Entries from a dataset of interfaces
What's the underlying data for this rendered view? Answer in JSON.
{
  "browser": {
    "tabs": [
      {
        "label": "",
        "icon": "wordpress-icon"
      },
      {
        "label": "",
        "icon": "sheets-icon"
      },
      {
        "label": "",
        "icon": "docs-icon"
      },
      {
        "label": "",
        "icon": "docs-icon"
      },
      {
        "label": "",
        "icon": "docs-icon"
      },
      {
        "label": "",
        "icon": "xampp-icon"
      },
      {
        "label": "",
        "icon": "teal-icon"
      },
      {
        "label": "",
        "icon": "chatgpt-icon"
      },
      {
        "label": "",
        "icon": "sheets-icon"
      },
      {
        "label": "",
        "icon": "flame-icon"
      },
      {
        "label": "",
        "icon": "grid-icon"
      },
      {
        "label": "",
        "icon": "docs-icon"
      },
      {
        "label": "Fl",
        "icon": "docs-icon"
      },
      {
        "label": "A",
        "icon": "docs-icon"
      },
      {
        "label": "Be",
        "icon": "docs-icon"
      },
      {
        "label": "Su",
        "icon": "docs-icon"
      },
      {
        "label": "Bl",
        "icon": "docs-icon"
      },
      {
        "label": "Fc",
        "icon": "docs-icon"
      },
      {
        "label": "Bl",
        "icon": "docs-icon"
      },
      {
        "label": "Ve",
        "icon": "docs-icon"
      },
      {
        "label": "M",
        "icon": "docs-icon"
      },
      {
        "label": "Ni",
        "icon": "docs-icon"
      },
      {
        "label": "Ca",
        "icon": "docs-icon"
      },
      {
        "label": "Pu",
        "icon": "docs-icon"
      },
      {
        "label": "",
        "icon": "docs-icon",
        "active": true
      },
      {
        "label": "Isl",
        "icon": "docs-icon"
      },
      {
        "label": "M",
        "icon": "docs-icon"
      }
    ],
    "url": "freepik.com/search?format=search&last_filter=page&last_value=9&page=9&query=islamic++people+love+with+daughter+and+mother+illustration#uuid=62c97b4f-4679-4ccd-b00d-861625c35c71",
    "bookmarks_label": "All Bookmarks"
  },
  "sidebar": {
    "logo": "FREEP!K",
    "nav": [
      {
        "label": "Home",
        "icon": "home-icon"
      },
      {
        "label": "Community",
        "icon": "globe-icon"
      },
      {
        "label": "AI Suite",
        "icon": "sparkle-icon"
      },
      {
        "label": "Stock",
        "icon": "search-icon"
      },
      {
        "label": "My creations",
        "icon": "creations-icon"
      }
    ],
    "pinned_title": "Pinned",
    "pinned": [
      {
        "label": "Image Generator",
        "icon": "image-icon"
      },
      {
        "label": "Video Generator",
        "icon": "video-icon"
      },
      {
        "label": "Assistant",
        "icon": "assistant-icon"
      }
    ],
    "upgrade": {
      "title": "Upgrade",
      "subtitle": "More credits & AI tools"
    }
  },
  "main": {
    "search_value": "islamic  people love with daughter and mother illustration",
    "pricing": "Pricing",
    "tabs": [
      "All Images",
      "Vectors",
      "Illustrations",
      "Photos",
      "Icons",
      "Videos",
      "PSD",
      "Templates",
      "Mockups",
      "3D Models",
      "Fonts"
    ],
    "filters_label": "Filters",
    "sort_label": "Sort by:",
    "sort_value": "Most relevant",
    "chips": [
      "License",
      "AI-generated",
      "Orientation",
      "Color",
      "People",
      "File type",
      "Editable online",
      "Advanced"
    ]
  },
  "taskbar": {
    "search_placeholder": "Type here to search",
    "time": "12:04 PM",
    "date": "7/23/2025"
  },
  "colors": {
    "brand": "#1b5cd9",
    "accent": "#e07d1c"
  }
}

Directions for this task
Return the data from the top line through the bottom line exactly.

Output of the task
What's the underlying data for this rendered view? Answer in JSON.
{
  "browser": {
    "tabs": [
      {
        "label": "",
        "icon": "wordpress-icon"
      },
      {
        "label": "",
        "icon": "sheets-icon"
      },
      {
        "label": "",
        "icon": "docs-icon"
      },
      {
        "label": "",
        "icon": "docs-icon"
      },
      {
        "label": "",
        "icon": "docs-icon"
      },
      {
        "label": "",
        "icon": "xampp-icon"
      },
      {
        "label": "",
        "icon": "teal-icon"
      },
      {
        "label": "",
        "icon": "chatgpt-icon"
      },
      {
        "label": "",
        "icon": "sheets-icon"
      },
      {
        "label": "",
        "icon": "flame-icon"
      },
      {
        "label": "",
        "icon": "grid-icon"
      },
      {
        "label": "",
        "icon": "docs-icon"
      },
      {
        "label": "Fl",
        "icon": "docs-icon"
      },
      {
        "label": "A",
        "icon": "docs-icon"
      },
      {
        "label": "Be",
        "icon": "docs-icon"
      },
      {
        "label": "Su",
        "icon": "docs-icon"
      },
      {
        "label": "Bl",
        "icon": "docs-icon"
      },
      {
        "label": "Fc",
        "icon": "docs-icon"
      },
      {
        "label": "Bl",
        "icon": "docs-icon"
      },
      {
        "label": "Ve",
        "icon": "docs-icon"
      },
      {
        "label": "M",
        "icon": "docs-icon"
      },
      {
        "label": "Ni",
        "icon": "docs-icon"
      },
      {
        "label": "Ca",
        "icon": "docs-icon"
      },
      {
        "label": "Pu",
        "icon": "docs-icon"
      },
      {
        "label": "",
        "icon": "docs-icon",
        "active": true
      },
      {
        "label": "Isl",
        "icon": "docs-icon"
      },
      {
        "label": "M",
        "icon": "docs-icon"
      }
    ],
    "url": "freepik.com/search?format=search&last_filter=page&last_value=9&page=9&query=islamic++people+love+with+daughter+and+mother+illustration#uuid=62c97b4f-4679-4ccd-b00d-861625c35c71",
    "bookmarks_label": "All Bookmarks"
  },
  "sidebar": {
    "logo": "FREEP!K",
    "nav": [
      {
        "label": "Home",
        "icon": "home-icon"
      },
      {
        "label": "Community",
        "icon": "globe-icon"
      },
      {
        "label": "AI Suite",
        "icon": "sparkle-icon"
      },
      {
        "label": "Stock",
        "icon": "search-icon"
      },
      {
        "label": "My creations",
        "icon": "creations-icon"
      }
    ],
    "pinned_title": "Pinned",
    "pinned": [
      {
        "label": "Image Generator",
        "icon": "image-icon"
      },
      {
        "label": "Video Generator",
        "icon": "video-icon"
      },
      {
        "label": "Assistant",
        "icon": "assistant-icon"
      }
    ],
    "upgrade": {
      "title": "Upgrade",
      "subtitle": "More credits & AI tools"
    }
  },
  "main": {
    "search_value": "islamic  people love with daughter and mother illustration",
    "pricing": "Pricing",
    "tabs": [
      "All Images",
      "Vectors",
      "Illustrations",
      "Photos",
      "Icons",
      "Videos",
      "PSD",
      "Templates",
      "Mockups",
      "3D Models",
      "Fonts"
    ],
    "filters_label": "Filters",
    "sort_label": "Sort by:",
    "sort_value": "Most relevant",
    "chips": [
      "License",
      "AI-generated",
      "Orientation",
      "Color",
      "People",
      "File type",
      "Editable online",
      "Advanced"
    ]
  },
  "taskbar": {
    "search_placeholder": "Type here to search",
    "time": "12:04 PM",
    "date": "7/23/2025"
  },
  "colors": {
    "brand": "#1b5cd9",
    "accent": "#e07d1c"
  }
}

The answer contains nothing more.